## EXERCISE DESCRIPTION
Write out each line of the entries below that holds the word "icon".

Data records

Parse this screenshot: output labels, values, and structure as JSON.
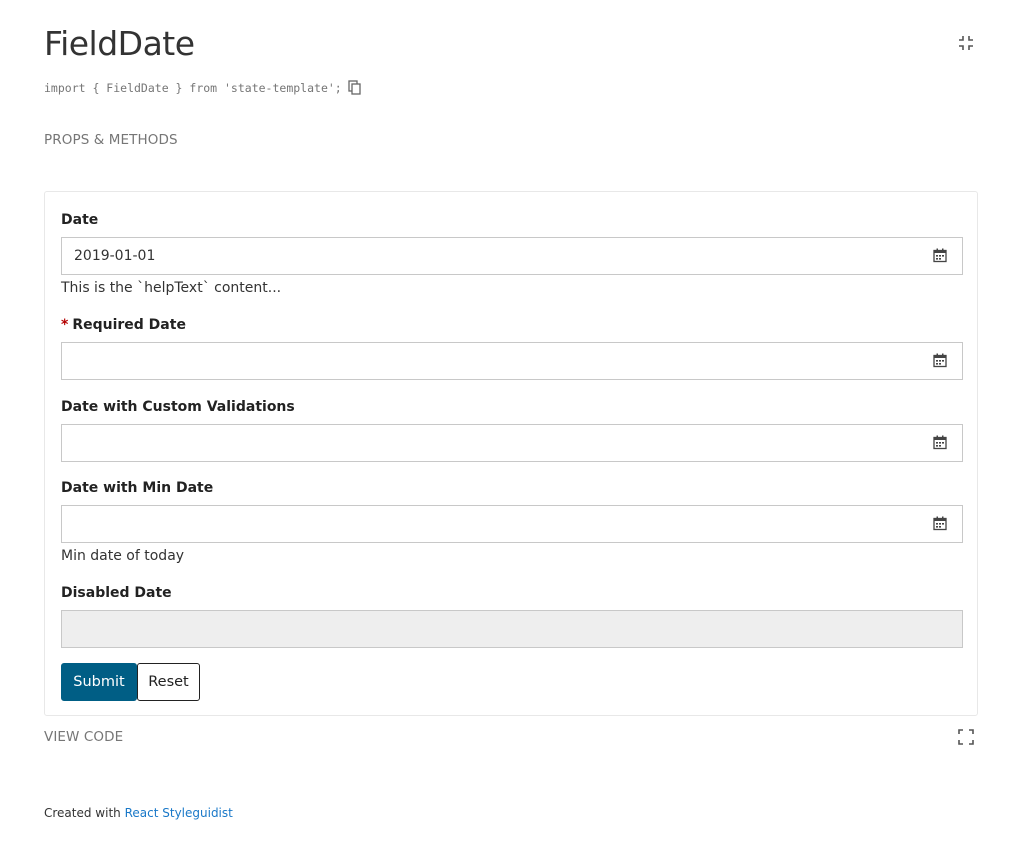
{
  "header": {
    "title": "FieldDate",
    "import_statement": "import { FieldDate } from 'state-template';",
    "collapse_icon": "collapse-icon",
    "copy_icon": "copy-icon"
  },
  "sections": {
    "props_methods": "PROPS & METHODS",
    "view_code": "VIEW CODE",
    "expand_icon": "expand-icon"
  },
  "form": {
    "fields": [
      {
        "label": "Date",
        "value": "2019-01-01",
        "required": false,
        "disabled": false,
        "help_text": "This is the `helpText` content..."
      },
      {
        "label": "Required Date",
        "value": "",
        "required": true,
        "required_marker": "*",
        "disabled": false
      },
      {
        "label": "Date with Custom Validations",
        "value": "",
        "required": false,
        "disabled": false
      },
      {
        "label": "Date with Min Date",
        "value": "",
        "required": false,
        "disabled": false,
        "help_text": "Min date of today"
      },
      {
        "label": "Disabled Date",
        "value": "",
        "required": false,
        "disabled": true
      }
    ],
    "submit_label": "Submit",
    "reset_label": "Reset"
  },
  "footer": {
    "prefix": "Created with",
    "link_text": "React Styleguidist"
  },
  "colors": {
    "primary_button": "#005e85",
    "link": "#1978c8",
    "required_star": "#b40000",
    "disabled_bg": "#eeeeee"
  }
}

## PROBLEM SOLUTION
    "collapse_icon": "collapse-icon",
    "copy_icon": "copy-icon"
    "expand_icon": "expand-icon"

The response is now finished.